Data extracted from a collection
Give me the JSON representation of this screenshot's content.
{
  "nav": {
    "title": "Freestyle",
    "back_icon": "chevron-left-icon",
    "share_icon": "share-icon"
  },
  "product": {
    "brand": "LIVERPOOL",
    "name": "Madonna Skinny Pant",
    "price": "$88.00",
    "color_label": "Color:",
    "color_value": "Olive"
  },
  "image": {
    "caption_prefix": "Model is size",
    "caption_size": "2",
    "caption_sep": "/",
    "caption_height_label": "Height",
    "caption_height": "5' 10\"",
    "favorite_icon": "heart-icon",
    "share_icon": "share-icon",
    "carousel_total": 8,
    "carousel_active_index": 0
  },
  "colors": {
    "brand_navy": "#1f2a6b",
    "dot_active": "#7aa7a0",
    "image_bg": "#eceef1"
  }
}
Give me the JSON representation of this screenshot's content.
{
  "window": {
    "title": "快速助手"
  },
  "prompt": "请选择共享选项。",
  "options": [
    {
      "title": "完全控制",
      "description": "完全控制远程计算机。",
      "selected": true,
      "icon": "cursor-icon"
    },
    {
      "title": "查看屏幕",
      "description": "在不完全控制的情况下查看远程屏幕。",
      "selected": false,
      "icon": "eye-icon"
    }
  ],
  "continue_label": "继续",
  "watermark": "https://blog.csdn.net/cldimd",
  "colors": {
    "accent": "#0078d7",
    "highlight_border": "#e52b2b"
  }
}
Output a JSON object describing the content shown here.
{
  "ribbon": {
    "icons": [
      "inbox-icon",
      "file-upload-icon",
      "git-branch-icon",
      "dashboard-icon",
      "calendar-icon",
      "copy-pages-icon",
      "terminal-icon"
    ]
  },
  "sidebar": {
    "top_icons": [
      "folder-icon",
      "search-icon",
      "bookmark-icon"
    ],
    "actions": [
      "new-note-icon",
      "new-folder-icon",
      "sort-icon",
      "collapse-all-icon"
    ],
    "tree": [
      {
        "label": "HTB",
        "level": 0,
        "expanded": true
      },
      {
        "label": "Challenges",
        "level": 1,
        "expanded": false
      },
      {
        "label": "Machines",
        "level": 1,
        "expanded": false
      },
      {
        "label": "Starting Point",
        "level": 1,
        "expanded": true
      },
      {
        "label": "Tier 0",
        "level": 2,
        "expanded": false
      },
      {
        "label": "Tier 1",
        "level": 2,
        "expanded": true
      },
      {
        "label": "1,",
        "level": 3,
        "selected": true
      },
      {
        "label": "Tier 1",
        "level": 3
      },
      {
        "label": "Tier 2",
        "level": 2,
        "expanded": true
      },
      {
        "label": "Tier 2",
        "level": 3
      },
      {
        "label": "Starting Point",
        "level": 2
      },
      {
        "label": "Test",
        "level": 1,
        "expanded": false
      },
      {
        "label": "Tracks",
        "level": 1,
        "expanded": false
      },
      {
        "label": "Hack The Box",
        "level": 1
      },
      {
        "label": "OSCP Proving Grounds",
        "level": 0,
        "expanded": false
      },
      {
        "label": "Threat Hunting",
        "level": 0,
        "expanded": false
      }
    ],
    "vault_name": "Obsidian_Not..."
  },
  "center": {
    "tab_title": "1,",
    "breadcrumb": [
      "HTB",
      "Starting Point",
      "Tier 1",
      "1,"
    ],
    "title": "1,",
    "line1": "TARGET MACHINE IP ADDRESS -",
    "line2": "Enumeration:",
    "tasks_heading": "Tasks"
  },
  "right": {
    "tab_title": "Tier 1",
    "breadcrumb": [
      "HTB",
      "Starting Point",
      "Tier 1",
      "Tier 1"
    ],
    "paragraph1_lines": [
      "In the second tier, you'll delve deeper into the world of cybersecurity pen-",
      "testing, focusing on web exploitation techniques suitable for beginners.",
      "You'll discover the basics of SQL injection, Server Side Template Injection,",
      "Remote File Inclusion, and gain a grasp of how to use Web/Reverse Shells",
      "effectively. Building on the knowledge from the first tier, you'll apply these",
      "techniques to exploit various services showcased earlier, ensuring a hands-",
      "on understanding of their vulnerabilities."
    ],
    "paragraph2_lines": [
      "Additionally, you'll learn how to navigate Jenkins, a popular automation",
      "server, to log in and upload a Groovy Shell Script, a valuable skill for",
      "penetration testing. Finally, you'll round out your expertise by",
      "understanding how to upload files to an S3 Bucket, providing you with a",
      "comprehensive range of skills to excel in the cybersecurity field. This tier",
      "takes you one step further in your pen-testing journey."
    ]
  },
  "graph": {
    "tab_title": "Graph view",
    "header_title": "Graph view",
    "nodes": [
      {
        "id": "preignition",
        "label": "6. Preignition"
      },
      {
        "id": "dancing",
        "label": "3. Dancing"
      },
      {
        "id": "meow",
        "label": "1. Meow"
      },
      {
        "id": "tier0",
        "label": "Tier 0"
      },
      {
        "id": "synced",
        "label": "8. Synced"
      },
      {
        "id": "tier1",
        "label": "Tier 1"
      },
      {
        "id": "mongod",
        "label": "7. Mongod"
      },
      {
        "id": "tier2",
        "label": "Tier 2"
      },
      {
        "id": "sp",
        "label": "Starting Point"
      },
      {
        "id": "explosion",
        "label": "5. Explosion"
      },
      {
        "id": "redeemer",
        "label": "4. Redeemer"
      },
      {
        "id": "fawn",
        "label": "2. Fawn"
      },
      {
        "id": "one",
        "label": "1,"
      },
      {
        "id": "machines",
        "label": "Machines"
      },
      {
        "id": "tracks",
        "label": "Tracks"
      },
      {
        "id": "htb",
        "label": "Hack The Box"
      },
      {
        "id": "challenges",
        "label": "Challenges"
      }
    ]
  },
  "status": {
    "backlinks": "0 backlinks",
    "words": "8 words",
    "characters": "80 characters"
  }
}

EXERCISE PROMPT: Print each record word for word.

WRITTEN ANSWER:
Give me the JSON representation of this screenshot's content.
{
  "nav": {
    "title": "Freestyle",
    "back_icon": "chevron-left-icon",
    "share_icon": "share-icon"
  },
  "product": {
    "brand": "LIVERPOOL",
    "name": "Madonna Skinny Pant",
    "price": "$88.00",
    "color_label": "Color:",
    "color_value": "Olive"
  },
  "image": {
    "caption_prefix": "Model is size",
    "caption_size": "2",
    "caption_sep": "/",
    "caption_height_label": "Height",
    "caption_height": "5' 10\"",
    "favorite_icon": "heart-icon",
    "share_icon": "share-icon",
    "carousel_total": 8,
    "carousel_active_index": 0
  },
  "colors": {
    "brand_navy": "#1f2a6b",
    "dot_active": "#7aa7a0",
    "image_bg": "#eceef1"
  }
}
Give me the JSON representation of this screenshot's content.
{
  "window": {
    "title": "快速助手"
  },
  "prompt": "请选择共享选项。",
  "options": [
    {
      "title": "完全控制",
      "description": "完全控制远程计算机。",
      "selected": true,
      "icon": "cursor-icon"
    },
    {
      "title": "查看屏幕",
      "description": "在不完全控制的情况下查看远程屏幕。",
      "selected": false,
      "icon": "eye-icon"
    }
  ],
  "continue_label": "继续",
  "watermark": "https://blog.csdn.net/cldimd",
  "colors": {
    "accent": "#0078d7",
    "highlight_border": "#e52b2b"
  }
}
Output a JSON object describing the content shown here.
{
  "ribbon": {
    "icons": [
      "inbox-icon",
      "file-upload-icon",
      "git-branch-icon",
      "dashboard-icon",
      "calendar-icon",
      "copy-pages-icon",
      "terminal-icon"
    ]
  },
  "sidebar": {
    "top_icons": [
      "folder-icon",
      "search-icon",
      "bookmark-icon"
    ],
    "actions": [
      "new-note-icon",
      "new-folder-icon",
      "sort-icon",
      "collapse-all-icon"
    ],
    "tree": [
      {
        "label": "HTB",
        "level": 0,
        "expanded": true
      },
      {
        "label": "Challenges",
        "level": 1,
        "expanded": false
      },
      {
        "label": "Machines",
        "level": 1,
        "expanded": false
      },
      {
        "label": "Starting Point",
        "level": 1,
        "expanded": true
      },
      {
        "label": "Tier 0",
        "level": 2,
        "expanded": false
      },
      {
        "label": "Tier 1",
        "level": 2,
        "expanded": true
      },
      {
        "label": "1,",
        "level": 3,
        "selected": true
      },
      {
        "label": "Tier 1",
        "level": 3
      },
      {
        "label": "Tier 2",
        "level": 2,
        "expanded": true
      },
      {
        "label": "Tier 2",
        "level": 3
      },
      {
        "label": "Starting Point",
        "level": 2
      },
      {
        "label": "Test",
        "level": 1,
        "expanded": false
      },
      {
        "label": "Tracks",
        "level": 1,
        "expanded": false
      },
      {
        "label": "Hack The Box",
        "level": 1
      },
      {
        "label": "OSCP Proving Grounds",
        "level": 0,
        "expanded": false
      },
      {
        "label": "Threat Hunting",
        "level": 0,
        "expanded": false
      }
    ],
    "vault_name": "Obsidian_Not..."
  },
  "center": {
    "tab_title": "1,",
    "breadcrumb": [
      "HTB",
      "Starting Point",
      "Tier 1",
      "1,"
    ],
    "title": "1,",
    "line1": "TARGET MACHINE IP ADDRESS -",
    "line2": "Enumeration:",
    "tasks_heading": "Tasks"
  },
  "right": {
    "tab_title": "Tier 1",
    "breadcrumb": [
      "HTB",
      "Starting Point",
      "Tier 1",
      "Tier 1"
    ],
    "paragraph1_lines": [
      "In the second tier, you'll delve deeper into the world of cybersecurity pen-",
      "testing, focusing on web exploitation techniques suitable for beginners.",
      "You'll discover the basics of SQL injection, Server Side Template Injection,",
      "Remote File Inclusion, and gain a grasp of how to use Web/Reverse Shells",
      "effectively. Building on the knowledge from the first tier, you'll apply these",
      "techniques to exploit various services showcased earlier, ensuring a hands-",
      "on understanding of their vulnerabilities."
    ],
    "paragraph2_lines": [
      "Additionally, you'll learn how to navigate Jenkins, a popular automation",
      "server, to log in and upload a Groovy Shell Script, a valuable skill for",
      "penetration testing. Finally, you'll round out your expertise by",
      "understanding how to upload files to an S3 Bucket, providing you with a",
      "comprehensive range of skills to excel in the cybersecurity field. This tier",
      "takes you one step further in your pen-testing journey."
    ]
  },
  "graph": {
    "tab_title": "Graph view",
    "header_title": "Graph view",
    "nodes": [
      {
        "id": "preignition",
        "label": "6. Preignition"
      },
      {
        "id": "dancing",
        "label": "3. Dancing"
      },
      {
        "id": "meow",
        "label": "1. Meow"
      },
      {
        "id": "tier0",
        "label": "Tier 0"
      },
      {
        "id": "synced",
        "label": "8. Synced"
      },
      {
        "id": "tier1",
        "label": "Tier 1"
      },
      {
        "id": "mongod",
        "label": "7. Mongod"
      },
      {
        "id": "tier2",
        "label": "Tier 2"
      },
      {
        "id": "sp",
        "label": "Starting Point"
      },
      {
        "id": "explosion",
        "label": "5. Explosion"
      },
      {
        "id": "redeemer",
        "label": "4. Redeemer"
      },
      {
        "id": "fawn",
        "label": "2. Fawn"
      },
      {
        "id": "one",
        "label": "1,"
      },
      {
        "id": "machines",
        "label": "Machines"
      },
      {
        "id": "tracks",
        "label": "Tracks"
      },
      {
        "id": "htb",
        "label": "Hack The Box"
      },
      {
        "id": "challenges",
        "label": "Challenges"
      }
    ]
  },
  "status": {
    "backlinks": "0 backlinks",
    "words": "8 words",
    "characters": "80 characters"
  }
}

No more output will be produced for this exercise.